Finally, apply a wax coating to the surface to protect it from atmospheric contaminants and handling. I am currently using Renaissance paste wax, since it is compatible with polyurethane. Don’t use petroleum-based paste waxes – they don’t buff out well, and may damage the finish. With the lathe stationary, apply a small amount of wax to the surface using a clean cotton rag. Wait a few minutes to allow the wax to dry, then buff with a clean flannel buffing wheel.
Cracks and voids – drip a small amount of finish into the defect using a toothpick and blow dry until it sets. After it completely hardens, sand the area by hand with the lathe stopped until the surface is flat. Then sand the piece in the normal fashion described above to even out the scratch pattern.
Gummed up ridge – Occasionally, the finish may gum up in a ridge of hardened material during sanding. This is most likely due to excessively aggressive sanding and the accompanying heat. Hand sand the extra finish away with the lathe stopped, using 220 grit abrasive. When a smooth surface has been restored, turn on the lathe and even out the scratch pattern with the usual sanding technique.
Resurfacing – if the finish doesn’t come out right, you can always sand back down to bare wood and start again.
Recoating after waxing - wipe down with mineral spirits to remove the wax or other surface contaminants, then reapply.
Many folks will conclude that this is too complicated a process, and will return to other conventional finishing techniques. I like this process because I can get consistent high quality results, and this is critical to me after investing countless hours constructing a complex segmented vessel. I don’t mind the time investment because I know the finish will enhance the final product.
Some may choose to reduce the number of steps in order to limit the time investment, and this may be perfectly reasonable. For example, you can easily produce a very beautiful matte finish by eliminating the buffing steps, and substituting a final rub out with an auto body rubbing compound. I only use the gloss polyurethane rather than matte, since it is easy to reduce the shine to any appropriate level.
In any event, the important point from my perspective is that your work is the highest quality that you can make it. I haven’t found another finishing process that I like nearly as much as this one, and until I do, this will be used on the bulk of my work. I’m sure that with time, refinements and improvements in these techniques will continue to enhance the finishing results that I can achieve.
1. Application of water based finishes over oil based grain colorants.

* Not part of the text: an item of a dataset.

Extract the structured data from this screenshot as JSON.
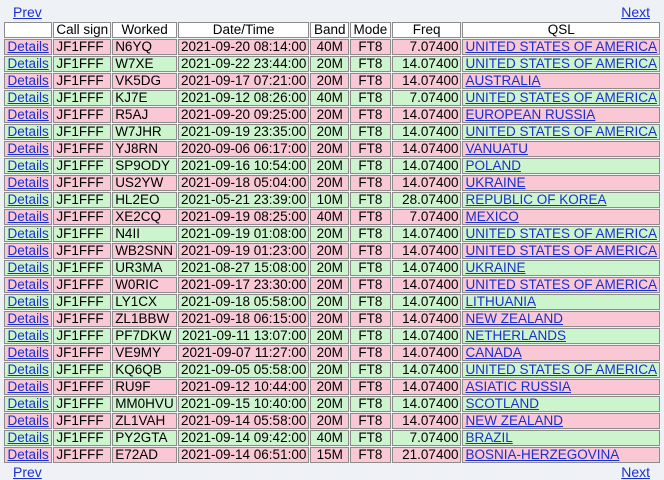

2. Use of grain fillers to accelerate the leveling process.
3. Wet sanding while grain leveling to reduce sand paper waste due to clogging.
4. Using the same process with other polyurethane products, in order to reduce material costs.
Many thanks go to Dave Ramsey who opened my eyes to water based finishes when he showed me this finishing technique. The depth of his experience has saved me countless hours of trial and error.
My appreciation to the members of the Arizona Woodturners Association, who have provided plenty of encouragement and constructive criticism – two necessary ingredients for any developing artist.
By Dave Ramsey
American Woodturner –Winter 1999, pg 26-27
By Jeff Jewitt
The Taunton Press
Tips on finishing with High Performance Polyurethane